Named Leptoptilos robustus the stork was related to contemporary large tropical storks in the Lepotoptilos genus, such as Africa’s marabou stork (Leptoptilos crumeniferus), and Asia’s greater adjutant (Leptoptilos dubius) and lesser adjutant (Leptoptilos javanicus). Only the Leptoptilos robustus was bigger than any of these.
The giant stork shared the weird and wild habitat of Flores with today’s Komodo dragon, an extinct giant rat (one foot and 3 inches or 40 centimeters long), an extinct pygmy elephant, and of course the now famous hobbits, Homo floresiensis.
Scientists are still debating whether or not Homo floresiensis was a distinct hominin species or a group of humans suffering from disorders. However, the weight of evidence currently appears to point to the Indonesian hobbits as a unique species.
Marabou stork in Zimbabwe. Photo by: Tiffany Roufs.
(11/19/2009) When the ‘hobbits’ were discovered in 2003 they made news worldwide, sparking visions of a world our small relations lived among giant rats, dwarf elephants, and lizards bigger than the Komodo dragon. The small hominin fossils discovered on the island of Flores in Indonesia proved just how little modern humans knew about our deep ancestry. While researchers instantly claimed that the ‘hobbits’ were a new species of hominin other scientists disagreed: they argued that the ‘hobbits’ were modern humans that had been dwarfed by disease.
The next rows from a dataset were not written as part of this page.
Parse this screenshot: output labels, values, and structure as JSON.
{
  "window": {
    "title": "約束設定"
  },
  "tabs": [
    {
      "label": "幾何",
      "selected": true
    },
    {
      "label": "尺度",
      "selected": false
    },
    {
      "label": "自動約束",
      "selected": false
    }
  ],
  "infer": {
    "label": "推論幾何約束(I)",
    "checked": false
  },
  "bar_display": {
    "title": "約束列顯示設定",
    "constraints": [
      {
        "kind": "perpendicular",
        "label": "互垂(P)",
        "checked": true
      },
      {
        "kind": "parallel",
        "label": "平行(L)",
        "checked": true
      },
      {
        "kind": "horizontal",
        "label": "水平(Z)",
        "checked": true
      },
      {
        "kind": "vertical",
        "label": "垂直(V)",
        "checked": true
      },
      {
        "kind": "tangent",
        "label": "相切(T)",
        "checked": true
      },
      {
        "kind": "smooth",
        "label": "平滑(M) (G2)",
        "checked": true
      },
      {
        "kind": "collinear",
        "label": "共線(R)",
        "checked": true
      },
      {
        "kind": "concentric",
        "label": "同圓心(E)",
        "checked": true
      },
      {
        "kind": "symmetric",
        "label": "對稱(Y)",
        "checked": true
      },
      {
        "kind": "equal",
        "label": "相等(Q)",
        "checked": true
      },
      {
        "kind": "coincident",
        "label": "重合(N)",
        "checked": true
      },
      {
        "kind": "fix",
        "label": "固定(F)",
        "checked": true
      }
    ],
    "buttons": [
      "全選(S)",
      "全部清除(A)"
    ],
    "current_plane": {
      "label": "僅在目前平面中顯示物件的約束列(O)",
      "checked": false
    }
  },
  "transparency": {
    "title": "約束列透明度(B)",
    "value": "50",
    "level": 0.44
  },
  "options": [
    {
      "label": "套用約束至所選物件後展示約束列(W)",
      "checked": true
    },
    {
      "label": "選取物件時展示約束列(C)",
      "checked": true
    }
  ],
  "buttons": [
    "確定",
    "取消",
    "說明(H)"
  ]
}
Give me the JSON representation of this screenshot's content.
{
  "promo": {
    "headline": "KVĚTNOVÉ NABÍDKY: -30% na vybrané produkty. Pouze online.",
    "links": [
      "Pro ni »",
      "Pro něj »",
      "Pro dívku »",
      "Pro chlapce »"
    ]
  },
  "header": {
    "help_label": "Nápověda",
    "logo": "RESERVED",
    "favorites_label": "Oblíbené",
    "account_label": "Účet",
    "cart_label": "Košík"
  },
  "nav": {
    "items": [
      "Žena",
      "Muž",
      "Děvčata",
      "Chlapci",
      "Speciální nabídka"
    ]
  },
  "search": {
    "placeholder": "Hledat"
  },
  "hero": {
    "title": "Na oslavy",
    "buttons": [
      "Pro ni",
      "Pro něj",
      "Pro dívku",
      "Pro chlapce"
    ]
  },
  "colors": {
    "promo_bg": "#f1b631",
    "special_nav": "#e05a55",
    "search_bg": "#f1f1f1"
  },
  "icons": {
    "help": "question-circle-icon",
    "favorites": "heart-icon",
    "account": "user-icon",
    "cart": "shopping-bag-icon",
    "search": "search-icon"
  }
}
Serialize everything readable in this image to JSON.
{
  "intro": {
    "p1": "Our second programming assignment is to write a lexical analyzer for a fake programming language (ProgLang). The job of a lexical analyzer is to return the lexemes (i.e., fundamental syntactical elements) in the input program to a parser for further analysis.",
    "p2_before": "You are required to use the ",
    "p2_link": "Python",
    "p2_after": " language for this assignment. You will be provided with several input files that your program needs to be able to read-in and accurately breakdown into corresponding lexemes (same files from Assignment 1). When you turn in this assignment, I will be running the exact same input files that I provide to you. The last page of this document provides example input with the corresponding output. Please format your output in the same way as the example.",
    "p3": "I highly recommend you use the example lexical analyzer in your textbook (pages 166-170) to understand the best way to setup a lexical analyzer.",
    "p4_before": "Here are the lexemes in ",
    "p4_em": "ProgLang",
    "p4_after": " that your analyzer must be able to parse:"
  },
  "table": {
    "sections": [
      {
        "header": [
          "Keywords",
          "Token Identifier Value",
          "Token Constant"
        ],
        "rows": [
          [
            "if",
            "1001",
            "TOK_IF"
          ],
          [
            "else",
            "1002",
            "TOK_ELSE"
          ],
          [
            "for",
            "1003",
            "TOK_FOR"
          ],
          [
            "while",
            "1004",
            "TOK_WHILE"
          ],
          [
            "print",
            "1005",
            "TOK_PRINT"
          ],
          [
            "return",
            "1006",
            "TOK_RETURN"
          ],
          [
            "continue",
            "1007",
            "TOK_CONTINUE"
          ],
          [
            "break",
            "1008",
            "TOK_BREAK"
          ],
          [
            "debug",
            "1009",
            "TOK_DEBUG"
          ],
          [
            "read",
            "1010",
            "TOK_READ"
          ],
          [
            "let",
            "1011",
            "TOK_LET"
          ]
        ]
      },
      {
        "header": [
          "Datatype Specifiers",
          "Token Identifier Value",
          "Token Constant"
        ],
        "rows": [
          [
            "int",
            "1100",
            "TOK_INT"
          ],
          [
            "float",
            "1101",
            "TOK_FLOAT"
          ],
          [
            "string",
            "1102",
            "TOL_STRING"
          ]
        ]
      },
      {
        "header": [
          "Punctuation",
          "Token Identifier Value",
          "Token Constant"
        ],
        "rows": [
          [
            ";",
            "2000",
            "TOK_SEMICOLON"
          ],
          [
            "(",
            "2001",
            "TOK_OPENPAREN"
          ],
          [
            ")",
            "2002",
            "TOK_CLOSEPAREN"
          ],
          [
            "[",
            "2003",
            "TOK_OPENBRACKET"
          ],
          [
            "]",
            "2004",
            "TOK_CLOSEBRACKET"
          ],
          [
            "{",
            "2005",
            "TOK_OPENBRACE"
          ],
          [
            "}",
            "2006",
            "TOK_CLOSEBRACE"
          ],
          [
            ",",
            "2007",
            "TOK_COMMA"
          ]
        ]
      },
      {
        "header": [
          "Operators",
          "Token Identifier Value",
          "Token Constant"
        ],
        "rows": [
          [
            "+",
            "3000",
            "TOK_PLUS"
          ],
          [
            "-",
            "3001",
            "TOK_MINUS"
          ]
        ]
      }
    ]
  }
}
A new study inSignificance hopes to put the controversy to rest.
(11/16/2009) It sounds like something out of Greek mythology: a half-goat, half-reptilian creature. But researchers have discovered that an extinct species of goat, the Balearic Island cave goat or Myotragus balearicus, survived in nutrient-poor Mediterranean islands by evolving reptilian-specific characteristics. The goat, much like crocodiles, was able to grow at flexible rates, stopping growth entirely when food was scant. This adaptation—never before seen in a mammal—allowed the species to survive for five million years before being driven to extinction only 3,000 years ago, likely by human hunters.
(02/18/2008) Researchers have discovered the remains of what may be the largest frog ever to exist.